(SOUNDBITE OF RADIO BROADCAST)
UNIDENTIFIED MAN #1: The set, a high-leg kick, and the pitch. Swung on and belted, deep left field. If it's fair, it's gone. It's way back in the corner. It is history. A three-run Jimmy Jack for Mike Napoli.
PESCA: The Napoli knack for Jimmy Jacks was equaled by Rangers starter Derek Holland's performance on the mound. He brought a two-hitter into the ninth, when, with one on, Rangers manager Ron Washington came out to lift the wispy-lipped lefty. Again, the Rangers Radio Network.
(SOUNDBITE OF RADIO BROADCAST)
UNIDENTIFIED MAN #2: The entire infield is listening in on the conversation between Ron Washington and Derek Holland. He has...
PESCA: Ever wonder what gets said in those moments when the pitcher wants to stay in to finish the job, but the manager knows better? After the game, Derek Holland recounted the dialogue.
DEREK HOLLAND: I was doing everything I could. I was like, look, Wash, you know, I've made it this far. I've been working my butt off. Come on, you know. Let me get this. And he's like, no, you ain't going to do that son. You're going to get out of there. Just listen to the crowd on your way out. I can get the double play. I'm telling you. I'm going to do everything I can. I'm going to get this double play.
RON WASHINGTON: And I told I knew he can.
PESCA: Rangers manager Ron Washington.
WASHINGTON: I knew you can get that ground ball double play, but I'm going to Nefi.
HOLLAND: I was like, come on. Wash.
WASHINGTON: He was begging. I just told him if you want to stay out here, get on your knees.
(SOUNDBITE OF LAUGHTER)
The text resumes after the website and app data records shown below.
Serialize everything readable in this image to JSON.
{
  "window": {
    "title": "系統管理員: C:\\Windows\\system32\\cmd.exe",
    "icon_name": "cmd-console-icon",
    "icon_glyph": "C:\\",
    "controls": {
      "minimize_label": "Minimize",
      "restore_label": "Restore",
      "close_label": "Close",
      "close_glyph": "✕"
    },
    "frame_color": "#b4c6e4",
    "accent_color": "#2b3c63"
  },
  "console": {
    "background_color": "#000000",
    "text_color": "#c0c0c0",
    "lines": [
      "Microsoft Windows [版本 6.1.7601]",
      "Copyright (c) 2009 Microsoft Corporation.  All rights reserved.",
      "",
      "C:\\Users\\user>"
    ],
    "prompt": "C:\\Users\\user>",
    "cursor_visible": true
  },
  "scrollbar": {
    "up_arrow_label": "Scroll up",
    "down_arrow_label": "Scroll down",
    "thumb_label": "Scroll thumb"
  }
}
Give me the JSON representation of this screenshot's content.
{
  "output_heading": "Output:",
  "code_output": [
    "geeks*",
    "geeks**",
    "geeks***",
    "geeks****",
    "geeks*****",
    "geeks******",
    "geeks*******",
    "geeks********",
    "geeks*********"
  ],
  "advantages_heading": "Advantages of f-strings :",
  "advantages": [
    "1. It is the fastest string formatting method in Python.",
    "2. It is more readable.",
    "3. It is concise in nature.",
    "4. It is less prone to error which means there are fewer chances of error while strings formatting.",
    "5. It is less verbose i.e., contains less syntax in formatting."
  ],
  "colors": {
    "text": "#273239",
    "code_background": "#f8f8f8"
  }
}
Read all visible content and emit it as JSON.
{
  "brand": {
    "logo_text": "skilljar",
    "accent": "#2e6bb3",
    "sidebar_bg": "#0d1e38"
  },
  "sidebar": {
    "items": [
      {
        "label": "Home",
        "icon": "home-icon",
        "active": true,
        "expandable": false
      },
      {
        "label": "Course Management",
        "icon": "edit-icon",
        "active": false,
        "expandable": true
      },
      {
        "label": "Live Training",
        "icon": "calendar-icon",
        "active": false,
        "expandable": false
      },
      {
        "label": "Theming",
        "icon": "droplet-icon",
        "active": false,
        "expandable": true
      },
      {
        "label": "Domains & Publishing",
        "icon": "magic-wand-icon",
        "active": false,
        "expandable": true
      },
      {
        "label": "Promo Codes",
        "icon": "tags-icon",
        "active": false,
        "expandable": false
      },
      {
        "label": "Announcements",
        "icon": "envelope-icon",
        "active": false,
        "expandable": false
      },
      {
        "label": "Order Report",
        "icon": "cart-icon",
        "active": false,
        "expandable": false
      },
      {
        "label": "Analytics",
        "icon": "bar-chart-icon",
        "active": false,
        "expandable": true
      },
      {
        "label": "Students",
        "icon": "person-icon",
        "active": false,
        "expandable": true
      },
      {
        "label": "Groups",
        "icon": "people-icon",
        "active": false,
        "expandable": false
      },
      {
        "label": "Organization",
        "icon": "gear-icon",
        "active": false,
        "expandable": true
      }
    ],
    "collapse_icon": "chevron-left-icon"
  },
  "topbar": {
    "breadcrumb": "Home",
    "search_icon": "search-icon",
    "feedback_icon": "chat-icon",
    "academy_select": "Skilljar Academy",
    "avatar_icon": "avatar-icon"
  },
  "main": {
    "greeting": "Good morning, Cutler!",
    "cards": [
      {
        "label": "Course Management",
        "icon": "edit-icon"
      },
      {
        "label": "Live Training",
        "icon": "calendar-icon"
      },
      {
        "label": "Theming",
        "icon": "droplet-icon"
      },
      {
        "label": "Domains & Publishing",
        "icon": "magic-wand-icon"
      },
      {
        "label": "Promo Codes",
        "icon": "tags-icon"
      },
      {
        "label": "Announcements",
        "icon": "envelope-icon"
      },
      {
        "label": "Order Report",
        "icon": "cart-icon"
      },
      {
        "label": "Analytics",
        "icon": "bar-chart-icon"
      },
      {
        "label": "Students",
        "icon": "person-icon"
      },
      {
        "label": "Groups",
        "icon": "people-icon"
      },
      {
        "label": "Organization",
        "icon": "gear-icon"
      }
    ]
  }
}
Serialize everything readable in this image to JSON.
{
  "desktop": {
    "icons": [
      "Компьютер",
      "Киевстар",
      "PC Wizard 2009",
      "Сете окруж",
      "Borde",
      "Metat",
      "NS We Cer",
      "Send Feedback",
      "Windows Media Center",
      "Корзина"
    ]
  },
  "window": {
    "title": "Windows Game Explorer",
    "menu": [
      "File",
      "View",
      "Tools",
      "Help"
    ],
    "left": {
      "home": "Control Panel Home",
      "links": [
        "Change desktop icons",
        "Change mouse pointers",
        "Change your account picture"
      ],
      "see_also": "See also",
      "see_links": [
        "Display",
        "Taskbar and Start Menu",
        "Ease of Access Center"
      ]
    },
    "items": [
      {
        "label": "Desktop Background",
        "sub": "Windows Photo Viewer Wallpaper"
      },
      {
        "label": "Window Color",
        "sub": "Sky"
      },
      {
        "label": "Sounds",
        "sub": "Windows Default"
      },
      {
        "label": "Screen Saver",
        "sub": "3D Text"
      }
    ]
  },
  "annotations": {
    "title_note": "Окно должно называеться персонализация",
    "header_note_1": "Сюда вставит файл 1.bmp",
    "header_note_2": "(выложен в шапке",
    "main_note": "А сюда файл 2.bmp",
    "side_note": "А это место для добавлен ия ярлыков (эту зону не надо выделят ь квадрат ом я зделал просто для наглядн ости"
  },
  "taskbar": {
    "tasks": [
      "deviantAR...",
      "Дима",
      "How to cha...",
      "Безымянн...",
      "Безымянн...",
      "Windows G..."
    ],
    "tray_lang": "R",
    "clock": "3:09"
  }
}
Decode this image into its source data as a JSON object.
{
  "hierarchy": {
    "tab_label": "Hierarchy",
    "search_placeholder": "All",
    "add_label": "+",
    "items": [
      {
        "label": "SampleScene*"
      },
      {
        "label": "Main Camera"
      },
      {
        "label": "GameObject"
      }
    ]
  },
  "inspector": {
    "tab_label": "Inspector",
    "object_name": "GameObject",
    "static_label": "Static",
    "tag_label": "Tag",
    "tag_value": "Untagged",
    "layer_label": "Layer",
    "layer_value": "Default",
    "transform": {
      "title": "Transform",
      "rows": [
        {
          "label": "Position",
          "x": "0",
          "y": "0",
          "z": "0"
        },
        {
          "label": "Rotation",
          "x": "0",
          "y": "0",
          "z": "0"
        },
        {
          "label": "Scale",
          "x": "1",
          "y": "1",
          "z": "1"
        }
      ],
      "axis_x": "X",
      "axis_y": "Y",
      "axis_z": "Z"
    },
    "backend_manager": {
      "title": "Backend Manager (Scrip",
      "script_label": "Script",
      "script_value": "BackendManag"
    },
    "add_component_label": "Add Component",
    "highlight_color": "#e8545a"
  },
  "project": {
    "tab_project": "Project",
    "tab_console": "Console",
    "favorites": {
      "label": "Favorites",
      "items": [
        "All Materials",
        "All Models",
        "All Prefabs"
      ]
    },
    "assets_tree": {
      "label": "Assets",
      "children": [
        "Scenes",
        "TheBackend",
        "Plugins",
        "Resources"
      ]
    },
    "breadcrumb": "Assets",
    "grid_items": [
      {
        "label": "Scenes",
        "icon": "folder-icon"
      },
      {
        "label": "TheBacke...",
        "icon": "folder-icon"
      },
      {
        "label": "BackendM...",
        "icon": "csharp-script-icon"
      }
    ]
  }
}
WASHINGTON: He walked off the field.
HOLLAND: Can't win that argument. And out I went.
PESCA: To the cheers of the crowd and the fastball of Rangers closer Neftali Feliz, who preserved the four-to-nothing victory.
Holland is, in turns, insouciant and intense. He revels in the pre-game playful slap his manager bestows upon him, and he's started to think of each game as a boxing match. He sits on his stool between rounds, imagining his manager as playing the role Christian Bale won an Oscar for in the movie "The Fighter." Some Rangers just shrug and laugh. I think it's great if it works, his decidedly more laconic teammate Colby Lewis says.
It will now be up to the Cardinals to respond to the shutout with as much professionalism as the Rangers responded to the 16-7 drubbing they took two nights ago.
Last night's game wasn't literally a must-win for the Rangers, but consider that when a team loses to go down three games to one, they have a less than 15 percent chance of winning the series. Teams that even a series, as the Rangers have just done, go on to win the championship at a better than 50 percent clip. There are, however, no known stats for when a pitcher takes to his knees to beg in the ninth inning.
Mike Pesca, NPR News, Arlington, Texas.
(SOUNDBITE OF MUSIC)
MONTAGNE: This is NPR News. Transcript provided by NPR, Copyright National Public Radio.